### Records
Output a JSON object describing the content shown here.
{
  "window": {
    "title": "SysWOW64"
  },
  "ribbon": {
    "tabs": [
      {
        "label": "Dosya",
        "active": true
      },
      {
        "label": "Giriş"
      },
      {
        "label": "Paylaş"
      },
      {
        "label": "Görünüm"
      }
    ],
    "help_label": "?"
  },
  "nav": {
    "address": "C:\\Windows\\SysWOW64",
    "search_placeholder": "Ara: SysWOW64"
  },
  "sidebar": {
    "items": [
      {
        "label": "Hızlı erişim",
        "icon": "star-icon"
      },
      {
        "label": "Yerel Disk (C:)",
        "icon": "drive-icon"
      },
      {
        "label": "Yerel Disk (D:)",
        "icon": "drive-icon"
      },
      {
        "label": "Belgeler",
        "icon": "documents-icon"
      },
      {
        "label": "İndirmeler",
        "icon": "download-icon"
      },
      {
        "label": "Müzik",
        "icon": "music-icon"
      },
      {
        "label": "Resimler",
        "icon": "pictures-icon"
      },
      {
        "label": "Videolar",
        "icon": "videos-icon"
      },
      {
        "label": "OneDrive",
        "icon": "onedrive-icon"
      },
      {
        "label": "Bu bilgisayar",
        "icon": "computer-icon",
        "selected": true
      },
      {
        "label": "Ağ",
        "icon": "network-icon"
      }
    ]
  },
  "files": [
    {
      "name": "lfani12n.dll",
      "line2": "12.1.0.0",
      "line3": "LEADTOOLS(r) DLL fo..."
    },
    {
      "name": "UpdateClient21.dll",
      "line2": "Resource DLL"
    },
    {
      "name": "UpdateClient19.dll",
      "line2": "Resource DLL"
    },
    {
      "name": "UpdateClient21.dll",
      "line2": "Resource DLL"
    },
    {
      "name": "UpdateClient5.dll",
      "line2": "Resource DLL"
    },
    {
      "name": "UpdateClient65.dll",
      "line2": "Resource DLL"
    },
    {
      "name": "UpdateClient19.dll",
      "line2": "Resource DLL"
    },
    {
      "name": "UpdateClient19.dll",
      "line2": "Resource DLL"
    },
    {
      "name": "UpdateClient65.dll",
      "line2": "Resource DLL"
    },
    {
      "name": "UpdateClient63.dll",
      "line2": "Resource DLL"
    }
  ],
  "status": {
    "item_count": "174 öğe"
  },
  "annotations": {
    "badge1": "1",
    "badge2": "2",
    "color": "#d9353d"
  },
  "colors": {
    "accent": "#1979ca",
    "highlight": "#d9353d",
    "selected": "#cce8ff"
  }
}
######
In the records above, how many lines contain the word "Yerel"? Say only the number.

> **Task response**
2